by

384
-
dim
.

GIST

descriptors


Tiny Image Data set


Krizhevsky
,
Learning multiple layers of features from tiny images
,
2009

10
-
class subset (CIFAR
-
10): 60K manually annotated images

Airplane

Automobile

Bird

Cat

Deer

Dog

Frog

Horse

Ship

Truck

Clustering Tiny Images

Average clustering time


(
100 clusters)

Approximate kernel K
-
means (m=1,000)

8.5
hours

K
-
means

6 hours

Example Clusters

C
1

C
2

C
3

C
4

C
5

2.3GHz, 150GB memory

Clustering Tiny Images

Clustering accuracy

Kernel K
-
means

29.94%

Approximate kernel K
-
means

(m = 5,000)

29.76%

Spectral clustering

27.09%

K
-
means

26.70%

Ranzato

et. Al., Modeling
pixel means and
covariances

using factorized third
-
order
boltzmann

machines, CVPR 2010

Fowlkes

et al.,
Spectral grouping using the Nystrom method
, PAMI 2004

Best Supervised Classification Accuracy on CIFAR
-
10: 54.7%

Distributed Approx.
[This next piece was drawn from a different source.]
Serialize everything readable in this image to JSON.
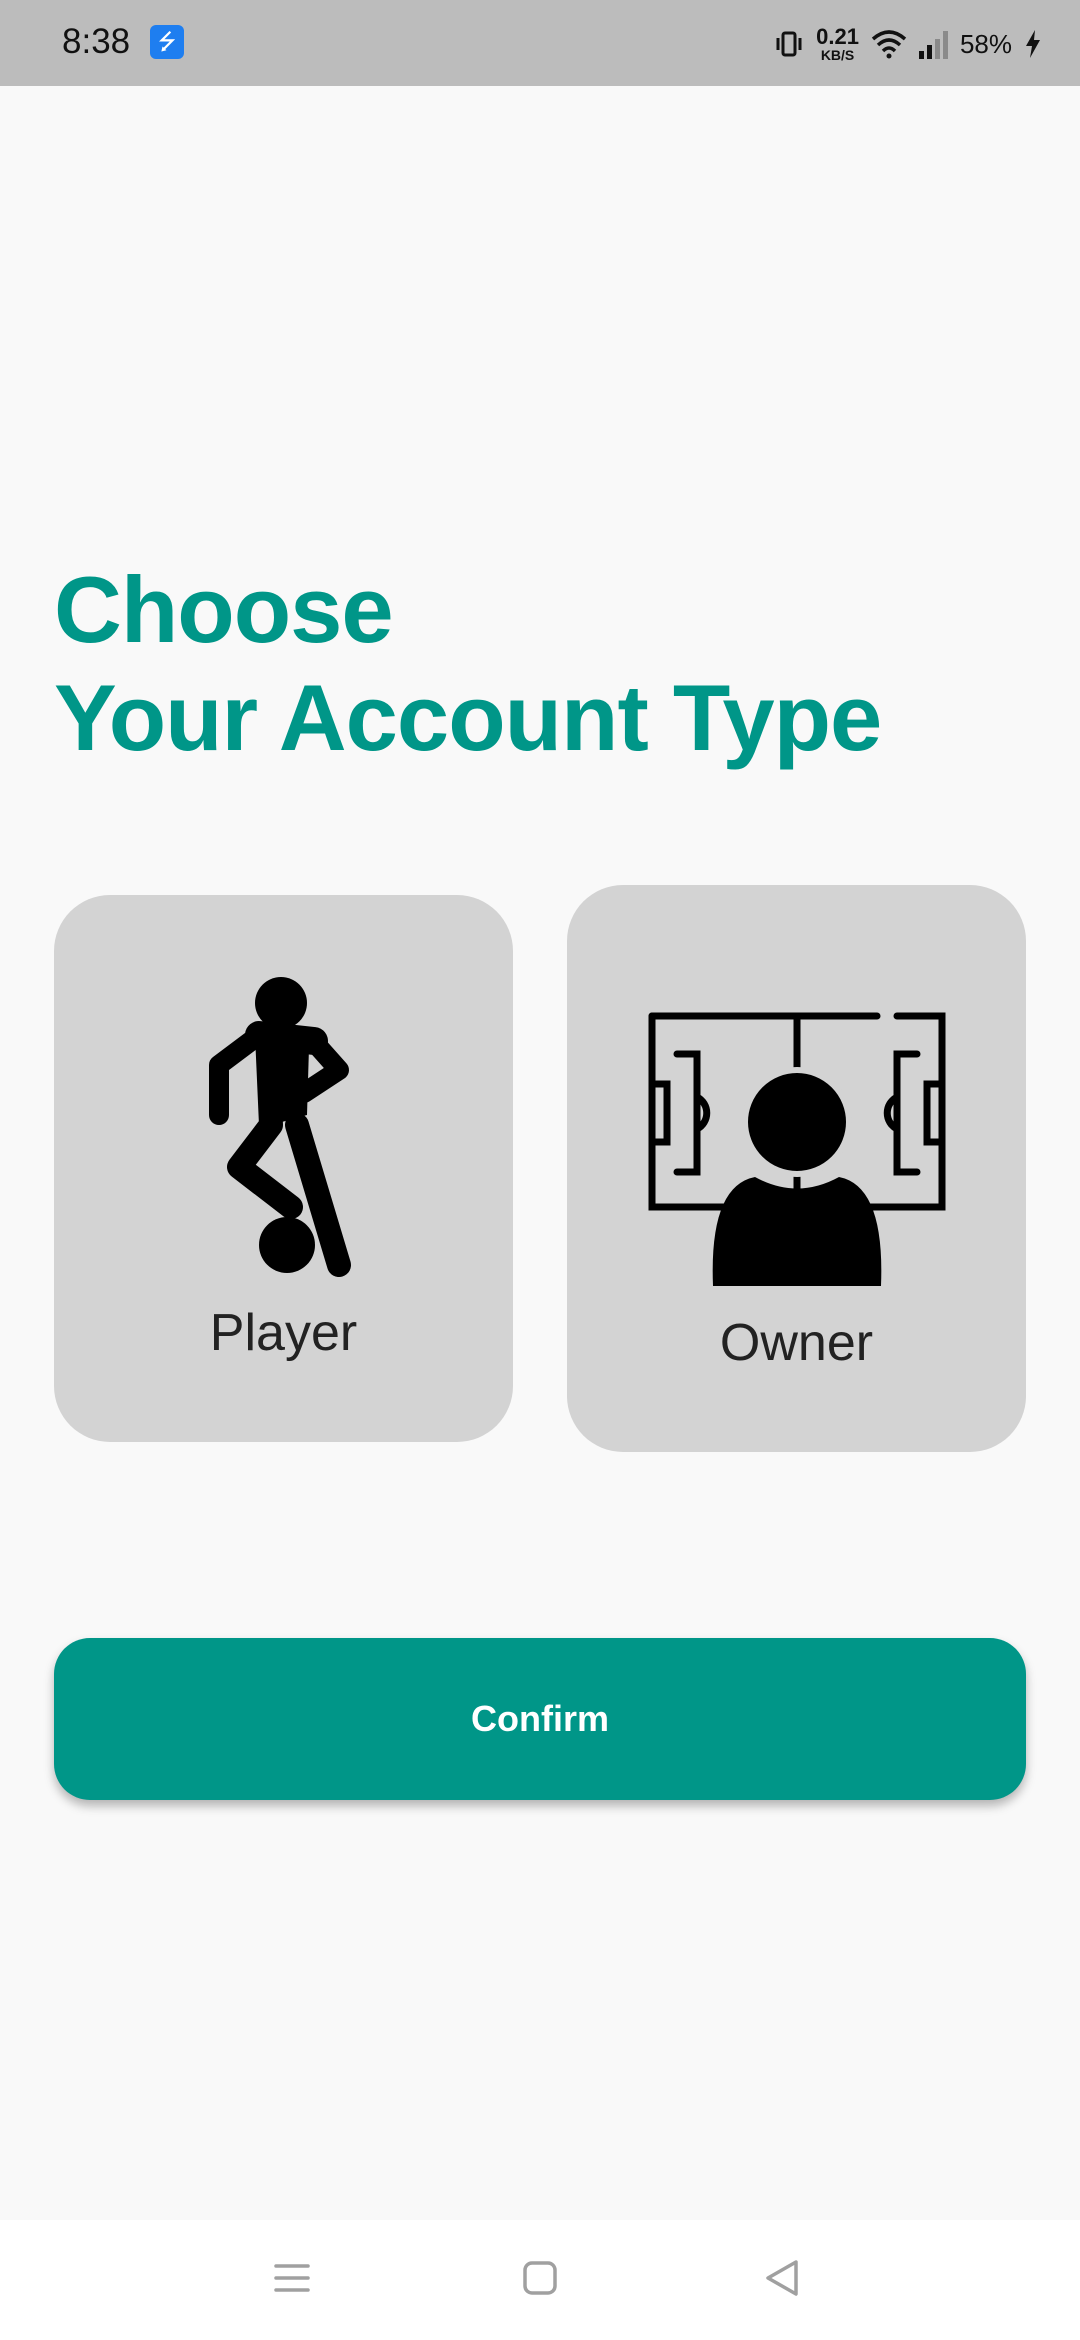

Kernel K
-
means

For better scalability and faster clustering

Given
n

points in
d
-
dimensional space

Randomly sample
m

points (m << n)

Split the remaining
n
-

m

randomly into
p

partitions and assign
partition
P
t

to task
t

Run approximate kernel K
-
means in each task
t

and find the
cluster centers

A
ssign each point in task
s

(s ≠ t) to the closest center from
task
t

Combine the labels from each task using ensemble clustering
algorithm

0
1000
2000
3000
4000
5000
6000
7000
10K
100K
1M
10M
Distributed approximate Kernel K-means (8 nodes)
Approximate Kernel K-means
Size of
data set

Speedup

10K

3.8

100K

4.8

1M

3.8

10M

6.4

2
-
D data
set with
2
concentric circles

Running time

2.3 GHz quad
-
core Intel Xeon processors, with 8GB memory in
the
intel07 cluster

Distributed Approximate kernel K
-
means

Limitations of Approx. kernel K
-
means

Clustering data with more than 10 million points will
require terabytes of memory!


Sample and Cluster
Algorithm (
SnC
)

Sample
s
points from

data

Run approximate kernel
K
-
means on the
s

points

Assign
remaining
points to the
nearest
cluster center

Clustering one billion points

Running time

Average Clustering
Accuracy

K
-
means

SnC

SnC


distributed

(8 cores)

K
-
means

SnC

53 minutes

1.2 hours

45

minutes

50%

85%

Sample and Cluster (s = 1 million, m = 100)

Clustering billions of
points


Work in progress


Application to real data sets


Yahoo! AltaVista
Web Page Hyperlink
Connectivity
Graph (2002) containing URLs
and
hyperlinks for over 1.4 billion public web pages


Challenges


Graph
Sparsity
: Reduce the dimensionality using
random projection, PCA


Cluster Evaluation: No ground truth available,
internal measures such as link density of clusters




Clustering is an exploratory technique; used in
every scientific field that collects data


Choice of clustering algorithm & its parameters is
data dependent


Clustering is essential for “Big Data” problem


Approximate kernel K
-
means provides good
tradeoff between scalability & clustering accuracy


Challenges: Scalability, very large no. of clusters,
heterogeneous data, streaming data, validity

Summary

Big Data

http
:
//dilbert
.
com/strips/comic/
2012
-
07
-
29
/

Big Data